“She saved everything,” Nina Menendez says. “When I started looking through the entire house I found correspondence, playbills, posters, memorabilia, and of course a big music collection with LPs and CDs. And I found a big stash of reel to reel tapes and cassettes in a dusty cabinet in the basement, a lot of live recordings made in various places going back to the late 1950s.”

Fortuitously, sound engineer Jessica Thompson, who specializes in mastering, restoring and preserving vintage audio recordings, had connected with Dane a few years ago via The Caffè Lena Folk Music Recordings Project. She relocated to Berkeley just as Dane and Menendez decided to take the plunge and digitize all the live recordings. Working out of a studio in the Fantasy Building, Thompson turned the live tracks released on Hot Jazz into intimate glimpses of Dane’s artistry.

Barbara Dane and Lightning Hopkins. Photo: Chris Strachwitz

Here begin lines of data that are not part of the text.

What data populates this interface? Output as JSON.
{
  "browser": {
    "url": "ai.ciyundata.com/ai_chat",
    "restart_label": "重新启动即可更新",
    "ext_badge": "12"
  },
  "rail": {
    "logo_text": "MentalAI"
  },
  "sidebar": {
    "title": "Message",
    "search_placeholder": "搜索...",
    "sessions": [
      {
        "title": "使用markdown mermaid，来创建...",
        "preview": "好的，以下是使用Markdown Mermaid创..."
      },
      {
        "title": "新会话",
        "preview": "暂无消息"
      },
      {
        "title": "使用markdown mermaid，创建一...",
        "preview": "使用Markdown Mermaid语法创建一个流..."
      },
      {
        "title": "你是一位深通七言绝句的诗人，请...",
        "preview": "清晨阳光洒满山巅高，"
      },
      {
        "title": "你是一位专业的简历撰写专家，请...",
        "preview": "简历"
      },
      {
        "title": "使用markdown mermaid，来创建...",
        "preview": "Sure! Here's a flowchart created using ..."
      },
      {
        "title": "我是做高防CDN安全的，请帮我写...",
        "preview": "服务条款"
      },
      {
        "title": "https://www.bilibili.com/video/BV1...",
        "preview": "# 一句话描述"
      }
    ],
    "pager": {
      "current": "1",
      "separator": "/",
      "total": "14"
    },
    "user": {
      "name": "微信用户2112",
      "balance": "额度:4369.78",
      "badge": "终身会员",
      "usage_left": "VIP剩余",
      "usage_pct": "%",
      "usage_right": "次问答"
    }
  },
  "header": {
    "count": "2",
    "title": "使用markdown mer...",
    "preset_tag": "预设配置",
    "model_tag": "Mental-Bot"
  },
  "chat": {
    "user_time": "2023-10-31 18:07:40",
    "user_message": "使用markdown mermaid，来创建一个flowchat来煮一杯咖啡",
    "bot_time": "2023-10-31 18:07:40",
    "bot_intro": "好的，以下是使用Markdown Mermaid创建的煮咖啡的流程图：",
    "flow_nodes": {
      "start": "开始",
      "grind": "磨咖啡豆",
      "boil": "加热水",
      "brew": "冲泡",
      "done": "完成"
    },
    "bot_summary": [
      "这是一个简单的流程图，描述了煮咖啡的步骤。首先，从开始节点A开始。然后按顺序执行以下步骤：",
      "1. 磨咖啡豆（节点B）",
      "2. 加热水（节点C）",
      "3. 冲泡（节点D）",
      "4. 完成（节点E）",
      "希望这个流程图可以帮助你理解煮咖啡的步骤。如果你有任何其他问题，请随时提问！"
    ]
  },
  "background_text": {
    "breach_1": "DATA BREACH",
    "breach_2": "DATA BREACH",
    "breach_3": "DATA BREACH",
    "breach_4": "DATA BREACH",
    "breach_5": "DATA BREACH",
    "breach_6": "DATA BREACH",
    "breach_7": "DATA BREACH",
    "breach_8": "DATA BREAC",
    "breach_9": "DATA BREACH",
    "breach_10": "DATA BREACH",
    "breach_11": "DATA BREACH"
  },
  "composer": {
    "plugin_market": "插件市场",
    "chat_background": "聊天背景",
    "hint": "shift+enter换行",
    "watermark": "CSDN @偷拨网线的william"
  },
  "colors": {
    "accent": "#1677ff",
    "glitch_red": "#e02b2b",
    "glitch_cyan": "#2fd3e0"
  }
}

“Some were not so well recorded, and some were not so well preserved,” Menendez says. “Some were definitely in need of Jessica Thompson’s magic to restore them and bring out the material. There’s a lot more. The idea was to leave bread crumbs, to give samples of the kind of stuff that’s on these tapes. I’m especially excited about the material recorded with her trio with Wellman Braud and Kenny Whitson, including live performances at Sugar Hill, the club that she founded in North Beach in 1961. Those are really special. They really reveal Barbara to be one of the great jazz voices of the day.”

For Dane, one of the most pleasurable discoveries was a jam session with old-time music legend Doc Watson with their impromptu duet of dueling blues “You Don’t Know Me” and “You Don’t Know My Mind.” “I always fantasized I might be able to work with him,” Dane says. “But his life and work were very well defined and it was never possible. But we were in some place, I don’t know where, just playing around together, experimenting, flirting musically. The sound quality was so good. Jessica Thompson gets credit for the remastering. It’s under her master hand that it all sounds as good as it does. She took things made decades ago, and made it sound up to date.”


The world has changed around her radically, but Dane’s timeless voice never sounds out of date. Always looking out for younger artists, she returns to the Freight on Saturday June 16 to help harmonica ace Mark Hummel’s event celebrating the 85th birthday of swamp blues great Lazy Lester. In addition to Dane, the talent-laden program features Hummel and Deep Basement Shakers, Guy Davis, Joe Beard, HowellDevine, and Lazy Lester himself.

Recommended: Tony Corman, La Peña / Sheldon Brown, Back Room

Berkeley guitarist, composer and arranger Tony Corman brings his 16-piece Morechestra to La Peña on Saturday with special guest vocalist Nicolas Bearde. And reed master Sheldon Brown introduces the latest incarnation of his band at The Back Room on Sunday. With Brown playing clarinet and soprano and tenor saxophones, the sextet features trumpeter Darren Johnston, guitarist Dave Mac Nab, pianist Dan Zemelman, bassist Michael Wilcox, and drummer Alan Hall.